In full and without change, return each entry.

Top of TASK INPUTS

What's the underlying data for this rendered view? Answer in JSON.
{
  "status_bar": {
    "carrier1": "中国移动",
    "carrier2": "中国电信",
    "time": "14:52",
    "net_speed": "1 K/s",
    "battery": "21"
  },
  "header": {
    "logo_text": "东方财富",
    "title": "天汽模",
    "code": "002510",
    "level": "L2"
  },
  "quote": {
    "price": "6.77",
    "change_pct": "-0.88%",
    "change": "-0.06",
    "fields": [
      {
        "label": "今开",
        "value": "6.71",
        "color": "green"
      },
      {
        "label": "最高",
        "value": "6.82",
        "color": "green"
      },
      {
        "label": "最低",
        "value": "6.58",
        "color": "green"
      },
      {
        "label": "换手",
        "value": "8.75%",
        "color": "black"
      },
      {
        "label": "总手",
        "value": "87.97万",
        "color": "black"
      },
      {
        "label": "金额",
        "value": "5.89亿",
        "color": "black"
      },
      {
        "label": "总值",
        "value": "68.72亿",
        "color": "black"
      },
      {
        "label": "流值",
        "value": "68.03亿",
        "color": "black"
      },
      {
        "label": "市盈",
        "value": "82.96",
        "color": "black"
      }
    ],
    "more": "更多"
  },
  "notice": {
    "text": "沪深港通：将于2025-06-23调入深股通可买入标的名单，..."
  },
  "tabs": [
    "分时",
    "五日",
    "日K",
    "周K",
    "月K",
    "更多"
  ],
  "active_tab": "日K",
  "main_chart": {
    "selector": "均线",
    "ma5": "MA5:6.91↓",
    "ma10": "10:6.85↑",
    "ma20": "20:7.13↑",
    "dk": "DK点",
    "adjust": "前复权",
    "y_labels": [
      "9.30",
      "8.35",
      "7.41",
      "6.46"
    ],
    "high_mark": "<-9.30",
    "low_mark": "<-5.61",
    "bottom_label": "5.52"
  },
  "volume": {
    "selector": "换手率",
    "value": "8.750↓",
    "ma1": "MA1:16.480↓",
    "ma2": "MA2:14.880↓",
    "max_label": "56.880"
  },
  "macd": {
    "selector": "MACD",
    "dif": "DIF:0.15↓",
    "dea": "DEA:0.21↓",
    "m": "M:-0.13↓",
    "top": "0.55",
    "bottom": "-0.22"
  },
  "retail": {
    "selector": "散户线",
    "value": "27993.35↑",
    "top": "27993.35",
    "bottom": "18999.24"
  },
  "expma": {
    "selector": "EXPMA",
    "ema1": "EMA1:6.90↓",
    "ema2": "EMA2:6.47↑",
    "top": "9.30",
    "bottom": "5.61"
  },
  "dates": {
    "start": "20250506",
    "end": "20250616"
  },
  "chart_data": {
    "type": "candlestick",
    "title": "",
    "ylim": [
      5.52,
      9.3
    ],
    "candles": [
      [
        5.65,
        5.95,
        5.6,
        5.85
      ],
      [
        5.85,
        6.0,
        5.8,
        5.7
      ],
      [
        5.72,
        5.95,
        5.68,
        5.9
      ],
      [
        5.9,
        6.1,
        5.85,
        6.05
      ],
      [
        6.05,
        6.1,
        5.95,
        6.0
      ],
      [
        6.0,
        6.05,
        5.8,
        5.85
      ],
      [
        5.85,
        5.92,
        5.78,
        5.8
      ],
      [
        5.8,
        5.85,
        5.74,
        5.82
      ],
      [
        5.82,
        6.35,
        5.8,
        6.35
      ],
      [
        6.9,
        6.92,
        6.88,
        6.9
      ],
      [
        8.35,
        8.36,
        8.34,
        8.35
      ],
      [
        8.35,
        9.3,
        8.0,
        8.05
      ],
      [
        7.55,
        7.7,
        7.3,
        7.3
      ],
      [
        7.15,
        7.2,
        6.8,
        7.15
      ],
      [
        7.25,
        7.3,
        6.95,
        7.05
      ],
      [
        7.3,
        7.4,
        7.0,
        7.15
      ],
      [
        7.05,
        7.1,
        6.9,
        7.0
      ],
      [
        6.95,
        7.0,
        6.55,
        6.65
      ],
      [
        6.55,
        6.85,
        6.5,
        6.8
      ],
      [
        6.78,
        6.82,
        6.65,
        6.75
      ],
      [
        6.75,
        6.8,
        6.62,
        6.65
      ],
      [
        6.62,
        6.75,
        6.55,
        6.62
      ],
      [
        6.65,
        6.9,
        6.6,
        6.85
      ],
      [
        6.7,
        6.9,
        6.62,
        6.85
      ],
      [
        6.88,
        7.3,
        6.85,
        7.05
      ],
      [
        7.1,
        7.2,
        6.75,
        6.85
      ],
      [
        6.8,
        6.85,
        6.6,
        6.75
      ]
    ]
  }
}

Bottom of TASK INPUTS

TASK SOLUTION →
What's the underlying data for this rendered view? Answer in JSON.
{
  "status_bar": {
    "carrier1": "中国移动",
    "carrier2": "中国电信",
    "time": "14:52",
    "net_speed": "1 K/s",
    "battery": "21"
  },
  "header": {
    "logo_text": "东方财富",
    "title": "天汽模",
    "code": "002510",
    "level": "L2"
  },
  "quote": {
    "price": "6.77",
    "change_pct": "-0.88%",
    "change": "-0.06",
    "fields": [
      {
        "label": "今开",
        "value": "6.71",
        "color": "green"
      },
      {
        "label": "最高",
        "value": "6.82",
        "color": "green"
      },
      {
        "label": "最低",
        "value": "6.58",
        "color": "green"
      },
      {
        "label": "换手",
        "value": "8.75%",
        "color": "black"
      },
      {
        "label": "总手",
        "value": "87.97万",
        "color": "black"
      },
      {
        "label": "金额",
        "value": "5.89亿",
        "color": "black"
      },
      {
        "label": "总值",
        "value": "68.72亿",
        "color": "black"
      },
      {
        "label": "流值",
        "value": "68.03亿",
        "color": "black"
      },
      {
        "label": "市盈",
        "value": "82.96",
        "color": "black"
      }
    ],
    "more": "更多"
  },
  "notice": {
    "text": "沪深港通：将于2025-06-23调入深股通可买入标的名单，..."
  },
  "tabs": [
    "分时",
    "五日",
    "日K",
    "周K",
    "月K",
    "更多"
  ],
  "active_tab": "日K",
  "main_chart": {
    "selector": "均线",
    "ma5": "MA5:6.91↓",
    "ma10": "10:6.85↑",
    "ma20": "20:7.13↑",
    "dk": "DK点",
    "adjust": "前复权",
    "y_labels": [
      "9.30",
      "8.35",
      "7.41",
      "6.46"
    ],
    "high_mark": "<-9.30",
    "low_mark": "<-5.61",
    "bottom_label": "5.52"
  },
  "volume": {
    "selector": "换手率",
    "value": "8.750↓",
    "ma1": "MA1:16.480↓",
    "ma2": "MA2:14.880↓",
    "max_label": "56.880"
  },
  "macd": {
    "selector": "MACD",
    "dif": "DIF:0.15↓",
    "dea": "DEA:0.21↓",
    "m": "M:-0.13↓",
    "top": "0.55",
    "bottom": "-0.22"
  },
  "retail": {
    "selector": "散户线",
    "value": "27993.35↑",
    "top": "27993.35",
    "bottom": "18999.24"
  },
  "expma": {
    "selector": "EXPMA",
    "ema1": "EMA1:6.90↓",
    "ema2": "EMA2:6.47↑",
    "top": "9.30",
    "bottom": "5.61"
  },
  "dates": {
    "start": "20250506",
    "end": "20250616"
  },
  "chart_data": {
    "type": "candlestick",
    "title": "",
    "ylim": [
      5.52,
      9.3
    ],
    "candles": [
      [
        5.65,
        5.95,
        5.6,
        5.85
      ],
      [
        5.85,
        6.0,
        5.8,
        5.7
      ],
      [
        5.72,
        5.95,
        5.68,
        5.9
      ],
      [
        5.9,
        6.1,
        5.85,
        6.05
      ],
      [
        6.05,
        6.1,
        5.95,
        6.0
      ],
      [
        6.0,
        6.05,
        5.8,
        5.85
      ],
      [
        5.85,
        5.92,
        5.78,
        5.8
      ],
      [
        5.8,
        5.85,
        5.74,
        5.82
      ],
      [
        5.82,
        6.35,
        5.8,
        6.35
      ],
      [
        6.9,
        6.92,
        6.88,
        6.9
      ],
      [
        8.35,
        8.36,
        8.34,
        8.35
      ],
      [
        8.35,
        9.3,
        8.0,
        8.05
      ],
      [
        7.55,
        7.7,
        7.3,
        7.3
      ],
      [
        7.15,
        7.2,
        6.8,
        7.15
      ],
      [
        7.25,
        7.3,
        6.95,
        7.05
      ],
      [
        7.3,
        7.4,
        7.0,
        7.15
      ],
      [
        7.05,
        7.1,
        6.9,
        7.0
      ],
      [
        6.95,
        7.0,
        6.55,
        6.65
      ],
      [
        6.55,
        6.85,
        6.5,
        6.8
      ],
      [
        6.78,
        6.82,
        6.65,
        6.75
      ],
      [
        6.75,
        6.8,
        6.62,
        6.65
      ],
      [
        6.62,
        6.75,
        6.55,
        6.62
      ],
      [
        6.65,
        6.9,
        6.6,
        6.85
      ],
      [
        6.7,
        6.9,
        6.62,
        6.85
      ],
      [
        6.88,
        7.3,
        6.85,
        7.05
      ],
      [
        7.1,
        7.2,
        6.75,
        6.85
      ],
      [
        6.8,
        6.85,
        6.6,
        6.75
      ]
    ]
  }
}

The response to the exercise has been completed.